Immigration, the Long-Term Care Workforce, and Elder Outcomes in the U.S.
Increased immigration to the U.S. significantly raises staffing levels and improves patient outcomes in nursing homes. David Grabowski and colleagues utilized a variety of data sets in order to reach this conclusion in their paper “Immigration, the Long-Term Care Workforce, and Elder Outcomes in the U.S.” The authors highlight that immigrants represent a disproportionate share of long-term care workers, making up 25 percent of home care and 19 percent of nursing home workers. In addition, the labor market for nursing home workers faces persistent excess demand, resulting in a lack of compliance with required staffing levels. The authors go on to analyze the effect of immigration on the quality of care in nursing homes. They found that higher levels of immigration led to reductions in the use of physical restraints, the development of urinary tract infections, and rehospitalization among short-stay rehabilitative residents. Within the long-stay population, they found reductions in the use of physical and chemical (i.e., inappropriate antipsychotic medications) restraints and the development of pressure sores. The authors conclude that inadequate staffing in nursing homes is a pressing policy issue, probably only resolved through increased levels of immigration.

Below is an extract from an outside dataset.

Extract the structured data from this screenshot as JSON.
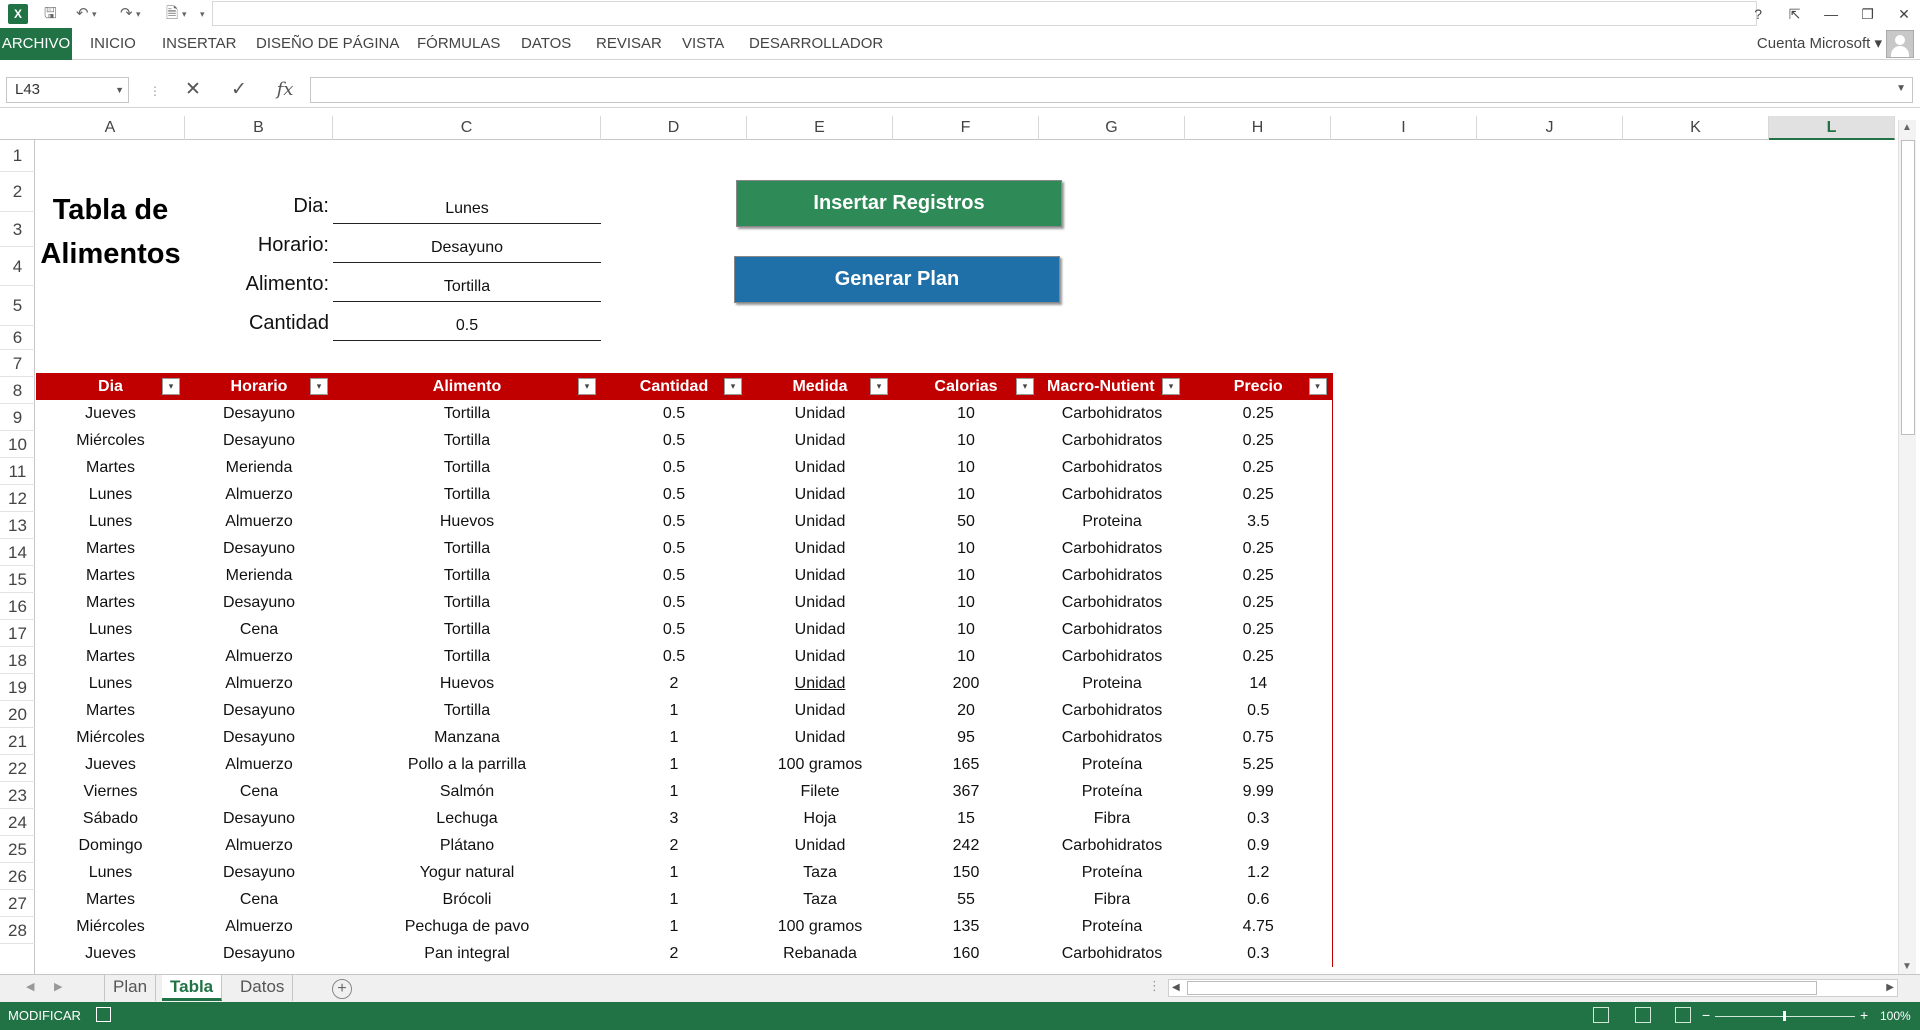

Grabowski, D. C., Gruber, J. & McGarry, B. (2023, February). Immigration, the Long-Term Care Workforce, and Elder Outcomes in the U.S. National Bureau of Economic Research. https://www.nber.org/system/files/working_papers/w30960/w30960.pdf